Mattachine’s membership grew slowly at first but received a major boost in February 1952 when founder Jennings was arrested in a Los Angeles park and charged with lewd behavior. Often, men in Jennings’ situation would simply plead guilty to the charge and hope to quietly rebuild their lives. Jennings and the rest of the founders saw the charges as a means to address the issue of police entrapment of homosexual men. The group began publicizing the case (under the name “Citizens Committee to Outlaw Entrapment”) and the publicity it generated brought in financial support and volunteers. Jennings admitted during his trial to being a homosexual but insisted he was not guilty of the specific charge. The jury deadlocked (11-1 in favor of acquittal) and Mattachine declared victory.

Following the Jennings trial, the group expanded rapidly and diversified, with more women and people from a broader political spectrum becoming involved. With that growth came  concern about the radical left slant of the organization. In particular, Hal Call and others out of San Francisco along with Ken Burns from Los Angeles wanted Mattachine to amend its constitution to clarify its opposition to so-called “subversive elements” and to affirm that members were loyal to the United States and its laws, laws which declared homosexuality illegal. In an effort to preserve their vision of the organization, the founding members revealed their identities and resigned their leadership positions at Mattachine’s May 1953 convention. With the founders gone, Call, Burns and other like-minded individuals stepped into the leadership void, and Mattachine officially adopted non-confrontation as an organizational policy. The reduced effectiveness of this newly-organized Mattachine led to a precipitous drop in membership and participation. The Los Angeles branch of Mattachine shut down in 1961.

The Temperamentals

The Temperamentals is a play about the Mattachine Society and the complex relationships of its founding members.

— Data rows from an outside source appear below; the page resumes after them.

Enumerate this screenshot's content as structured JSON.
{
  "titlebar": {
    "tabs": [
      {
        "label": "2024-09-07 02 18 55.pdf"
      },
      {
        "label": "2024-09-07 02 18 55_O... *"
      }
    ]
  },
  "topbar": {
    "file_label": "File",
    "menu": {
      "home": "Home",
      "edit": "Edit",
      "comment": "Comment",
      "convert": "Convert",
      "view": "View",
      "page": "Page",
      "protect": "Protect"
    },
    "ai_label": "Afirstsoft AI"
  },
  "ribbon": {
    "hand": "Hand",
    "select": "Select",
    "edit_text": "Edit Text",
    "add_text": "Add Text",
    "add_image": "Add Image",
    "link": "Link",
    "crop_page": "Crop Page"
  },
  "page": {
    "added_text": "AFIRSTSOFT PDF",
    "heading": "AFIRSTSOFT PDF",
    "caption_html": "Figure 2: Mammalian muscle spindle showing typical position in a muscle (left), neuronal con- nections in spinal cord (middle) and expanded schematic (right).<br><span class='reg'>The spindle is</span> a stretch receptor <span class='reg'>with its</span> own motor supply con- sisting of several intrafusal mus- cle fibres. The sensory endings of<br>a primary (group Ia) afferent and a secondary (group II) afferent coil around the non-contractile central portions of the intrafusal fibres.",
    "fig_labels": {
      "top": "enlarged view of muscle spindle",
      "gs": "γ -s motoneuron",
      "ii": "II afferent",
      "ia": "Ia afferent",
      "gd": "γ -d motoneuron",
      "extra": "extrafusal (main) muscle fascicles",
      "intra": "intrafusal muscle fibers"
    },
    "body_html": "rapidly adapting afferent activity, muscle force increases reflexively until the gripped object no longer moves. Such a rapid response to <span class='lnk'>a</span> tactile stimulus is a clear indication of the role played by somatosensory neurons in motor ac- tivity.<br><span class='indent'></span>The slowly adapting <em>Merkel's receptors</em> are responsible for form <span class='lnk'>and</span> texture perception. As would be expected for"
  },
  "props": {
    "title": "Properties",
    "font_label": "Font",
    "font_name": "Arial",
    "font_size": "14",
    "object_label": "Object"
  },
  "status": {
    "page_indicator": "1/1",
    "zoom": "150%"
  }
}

Contribute to our Kickstarter campaign today to bring the story of The Temperamentals to the Seattle stage.